Are these two ‘types of office’ the new hybrid working models?

12 Aug 2021

Are these two ‘types of office’ the new hybrid working models?
If you have a desk-based job role, chances are you’re currently working from home, or have done so at some stage this year. Whether you’re someone who is relishing it, sick of it, or a little of both, the big questions running through employers’ minds are “How can we make our workplaces more attractive and encourage a return to the office, even if for half the week?”

New data from a recent CBRE report confirms that CBD vacancy is up (across retail and office). However, the past 16 months has provided businesses with the time to review their hybrid working models. They have sought to forecast what their ‘new normal’ may mean for employees, office design, operations and even recruitment.

What we are beginning to see are two different types of offices emerge in a post pandemic environment.

1. The ‘office as an attractor’

Experience is importantly now being layered into offices. As a minimum, employers have already set out to make the workplace and working zones safe and easy to access for employees. Businesses are committed to provide assurance that environments are hygienic and that there is room to work, distantly too, for all types of work required, particularly if it is focused or private work.

For occupiers in large buildings who are provided building management through their landlord, innovative technology on digital and experience platforms such as Host has been a crucial support during the pandemic. They quickly enable valuable services with automated, streamline ways to connect and communicate directly with the building community. These extend beyond simple checking in and out, but also enable a way to access a full spectrum of wellness resources, access catering offerings and bookable spaces in an easy safe way. Host facilitates a direct and personal way to communicate with all tenant customers, operational staff and even visitors on premises to provide updates and work requirements that are changing at a rapid pace.

The challenges employers will need to solve are, competing with time and encouraging employees to invest in the commute, and the perception that when people arrive at the office, half of their colleagues are still at home. This hybrid workplace may lead to exclusivity and silos and may contribute to a poor workplace culture, which is crucial to avoid.
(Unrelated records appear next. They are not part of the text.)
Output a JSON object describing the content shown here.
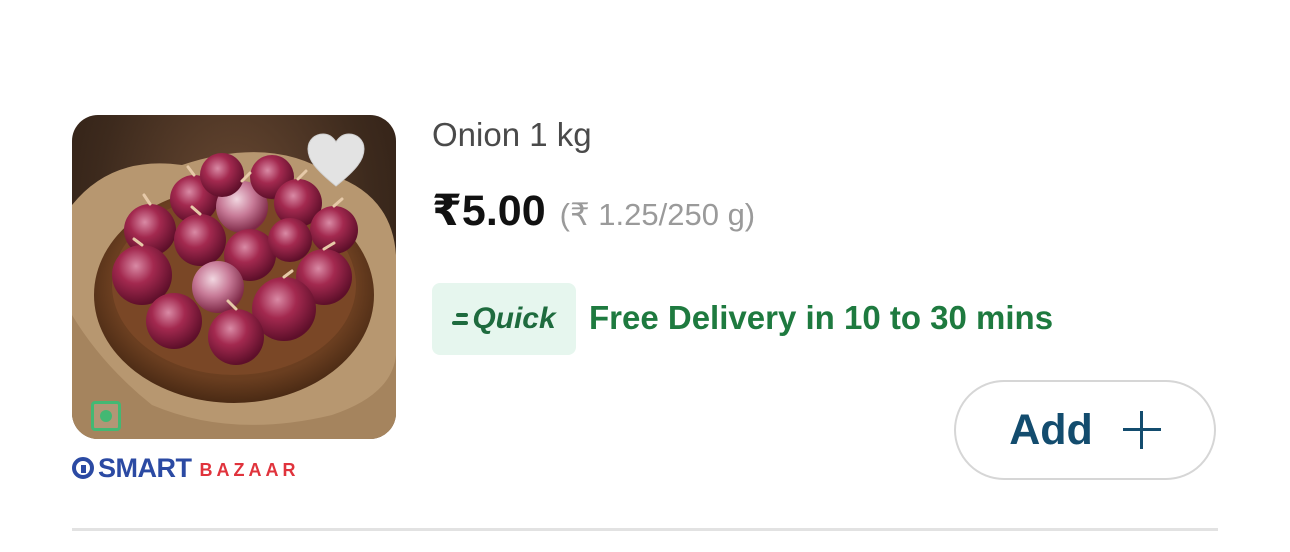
{
  "product": {
    "name": "Onion 1 kg",
    "price": "₹5.00",
    "unit_price": "(₹ 1.25/250 g)",
    "image_icon": "onion-basket-photo",
    "veg_indicator": "veg-mark-icon",
    "wishlist_icon": "heart-icon"
  },
  "brand": {
    "name_primary": "SMART",
    "name_secondary": "BAZAAR",
    "primary_color": "#2b4aa3",
    "secondary_color": "#e0333c"
  },
  "delivery": {
    "badge_label": "Quick",
    "text": "Free Delivery in 10 to 30 mins",
    "color": "#1e7a3f",
    "badge_bg": "#e6f6ee"
  },
  "actions": {
    "add_label": "Add",
    "add_icon": "plus-icon",
    "accent_color": "#134c6e"
  }
}
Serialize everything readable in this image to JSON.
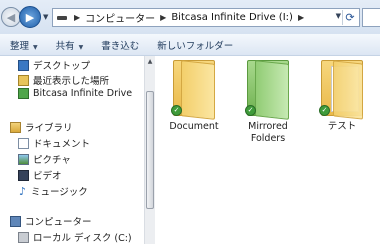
{
  "address_bar": {
    "segments": [
      "コンピューター",
      "Bitcasa Infinite Drive (I:)"
    ],
    "back_icon": "back-arrow",
    "forward_icon": "forward-arrow",
    "refresh_icon": "refresh"
  },
  "command_bar": {
    "organize": "整理",
    "share": "共有",
    "burn": "書き込む",
    "new_folder": "新しいフォルダー"
  },
  "nav_pane": {
    "favorites": [
      "デスクトップ",
      "最近表示した場所",
      "Bitcasa Infinite Drive"
    ],
    "libraries_header": "ライブラリ",
    "libraries": [
      "ドキュメント",
      "ピクチャ",
      "ビデオ",
      "ミュージック"
    ],
    "computer_header": "コンピューター",
    "computer": [
      "ローカル ディスク (C:)"
    ]
  },
  "content": {
    "folders": [
      {
        "name": "Document",
        "color": "#e9b94a"
      },
      {
        "name": "Mirrored Folders",
        "color": "#6fb150"
      },
      {
        "name": "テスト",
        "color": "#e9b94a"
      }
    ],
    "sync_status_color": "#3f9b3a"
  }
}
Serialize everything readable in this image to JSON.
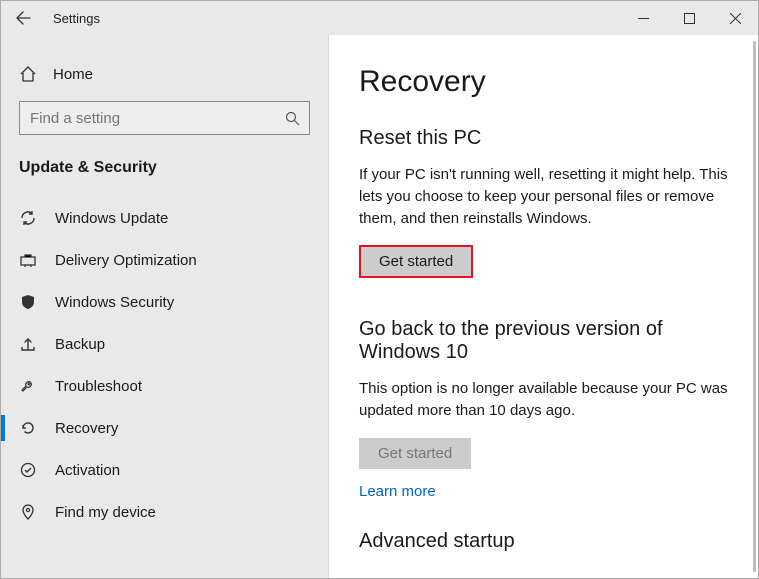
{
  "window": {
    "title": "Settings"
  },
  "sidebar": {
    "home_label": "Home",
    "search_placeholder": "Find a setting",
    "category": "Update & Security",
    "items": [
      {
        "label": "Windows Update",
        "icon": "sync"
      },
      {
        "label": "Delivery Optimization",
        "icon": "delivery"
      },
      {
        "label": "Windows Security",
        "icon": "shield"
      },
      {
        "label": "Backup",
        "icon": "backup"
      },
      {
        "label": "Troubleshoot",
        "icon": "troubleshoot"
      },
      {
        "label": "Recovery",
        "icon": "recovery",
        "selected": true
      },
      {
        "label": "Activation",
        "icon": "activation"
      },
      {
        "label": "Find my device",
        "icon": "find"
      }
    ]
  },
  "content": {
    "heading": "Recovery",
    "sections": {
      "reset": {
        "title": "Reset this PC",
        "body": "If your PC isn't running well, resetting it might help. This lets you choose to keep your personal files or remove them, and then reinstalls Windows.",
        "button": "Get started"
      },
      "goback": {
        "title": "Go back to the previous version of Windows 10",
        "body": "This option is no longer available because your PC was updated more than 10 days ago.",
        "button": "Get started",
        "link": "Learn more"
      },
      "advanced": {
        "title": "Advanced startup"
      }
    }
  }
}
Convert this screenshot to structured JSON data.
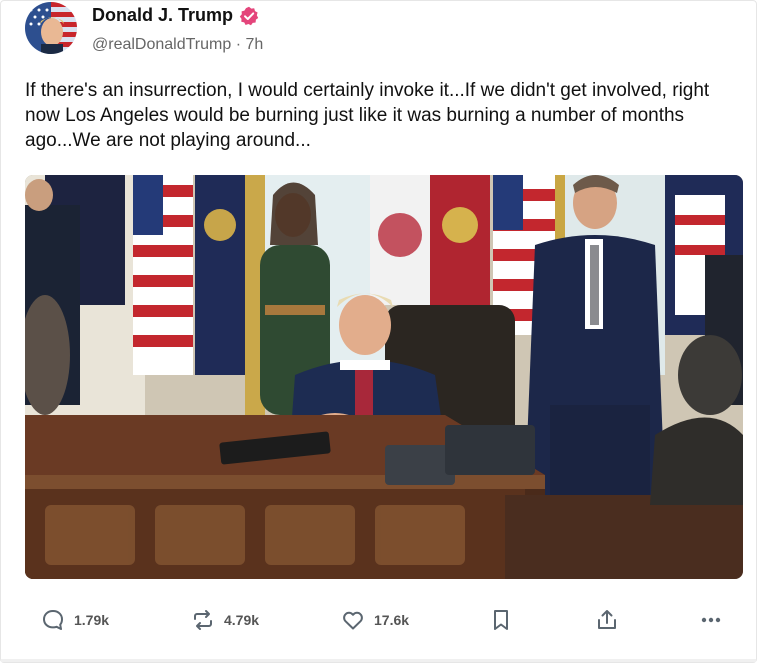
{
  "author": {
    "display_name": "Donald J. Trump",
    "handle": "@realDonaldTrump",
    "time_ago": "7h",
    "verified": true
  },
  "post": {
    "text": "If there's an insurrection, I would certainly invoke it...If we didn't get involved, right now Los Angeles would be burning just like it was burning a number of months ago...We are not playing around..."
  },
  "actions": {
    "reply": {
      "icon": "reply-bubble-icon",
      "count": "1.79k"
    },
    "repost": {
      "icon": "repost-arrows-icon",
      "count": "4.79k"
    },
    "like": {
      "icon": "heart-icon",
      "count": "17.6k"
    },
    "bookmark": {
      "icon": "bookmark-icon"
    },
    "share": {
      "icon": "share-upload-icon"
    },
    "more": {
      "icon": "more-dots-icon"
    }
  },
  "colors": {
    "verified_badge": "#e4457b",
    "text_primary": "#111111",
    "text_secondary": "#666666",
    "icon_gray": "#5b6670"
  }
}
Therefore, employers need to create this attractive workplace environment and to maintain a positive social culture that we’re inherently drawn to.
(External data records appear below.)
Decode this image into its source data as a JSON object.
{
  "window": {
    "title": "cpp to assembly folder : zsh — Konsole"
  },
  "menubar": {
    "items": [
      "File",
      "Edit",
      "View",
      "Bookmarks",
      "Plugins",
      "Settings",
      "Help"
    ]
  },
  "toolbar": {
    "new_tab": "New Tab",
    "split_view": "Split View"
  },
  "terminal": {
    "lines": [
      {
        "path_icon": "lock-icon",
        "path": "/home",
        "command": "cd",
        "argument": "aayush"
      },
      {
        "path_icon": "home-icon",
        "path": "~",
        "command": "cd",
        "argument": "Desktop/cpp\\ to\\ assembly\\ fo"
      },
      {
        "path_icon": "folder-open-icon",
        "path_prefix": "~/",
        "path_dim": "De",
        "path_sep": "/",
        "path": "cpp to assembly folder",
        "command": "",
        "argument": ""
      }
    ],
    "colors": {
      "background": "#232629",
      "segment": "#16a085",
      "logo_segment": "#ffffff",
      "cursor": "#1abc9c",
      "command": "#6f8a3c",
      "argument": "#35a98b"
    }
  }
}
2. The ‘office as a destination’

This hybrid format enables workers to deliver their roles mostly from home and to come into the office space to socialise and deeply connect and collaborate with partners and clients whereby everyone is required in the office together. This is a revolutionary change to the hybrid office approach and closes the gap to what the office means and its true purpose.

The locations of the office themselves are being rethought. Some companies are entering into new location leases outside of CBD’s and into smaller but more vibrant neighbourhoods.
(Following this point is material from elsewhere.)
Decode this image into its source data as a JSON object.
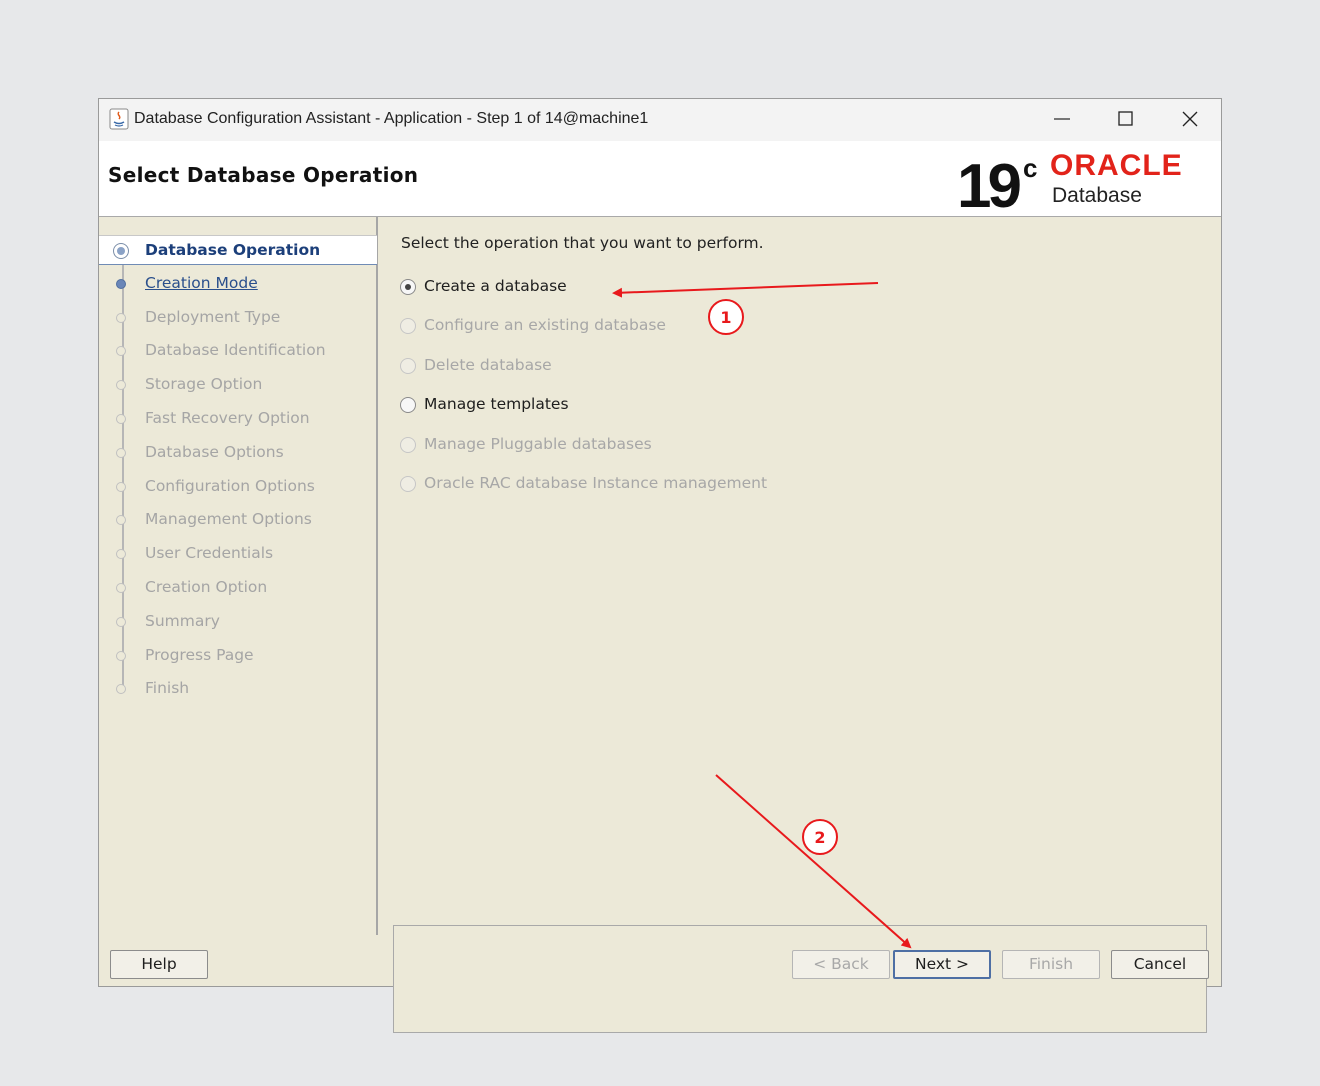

Workspace design will enhance lifestyle through space that optimises wellness, fitness and more meaningful work relationships. Some businesses will also be considering owned conference facilities, residential accommodation and specialised client spaces and brand showcases too.

Amongst many other elements, these new spaces will allow full autonomy over capacity, operations and the time to meet, factors that have so far been unmanageable and interrupted throughout the pandemic.

Needless to say, technology and use of full stack experience applications like Host, will be required to maintain the seamless integration of large-scale premises and to allow employees across varying teams and divisions to come together quickly.

A new culture is the key required to drive this style of office. A destination workplace doesn’t exist on a nine to five, it is flexible and requires trust. The generation in this new culture is sensitive and mindful about work, and is one that asks questions, interprets data and who collaborate to invent this new future.

An example of this forward-thinking hybrid model is a PwC initiative, linking KPI’s to the salaries of graduates. Meeting milestones will be the indicator of earnings, and helps ensure commitment amongst employees, while offering them flexibility in their hybrid working styles. To support this function and enable lifelong learning, PwC is investing $15 million to establish a PwC Academy.

Another example being deployed by sophisticated landlords is the embedding of workplace consultants into their teams to help their tenant customers navigate this new world of office. Charter Hall, Lendlease and Dexus are all providing these services in commercial office real estate. It’s a concept borrowed from their retail landlord cousins. Whereby food consultants were employed to help food court retailers learn the intricacies driving efficiency in service, delivery and sales from their food court shops for decades.

Should ‘office as a destination’ create momentum, it’s likely we will begin to see this two-fold in office leasing. Either a move to more, but smaller local premises, or alternatively an increase in larger office space. The latter in brand building locations and superior grade facilities that business can use in different ways. Time will tell which office style Australian companies will begin to implement. It’s likely that any changes will occur in a staggered process – with larger nationals leading the charge and setting examples for others to review and follow.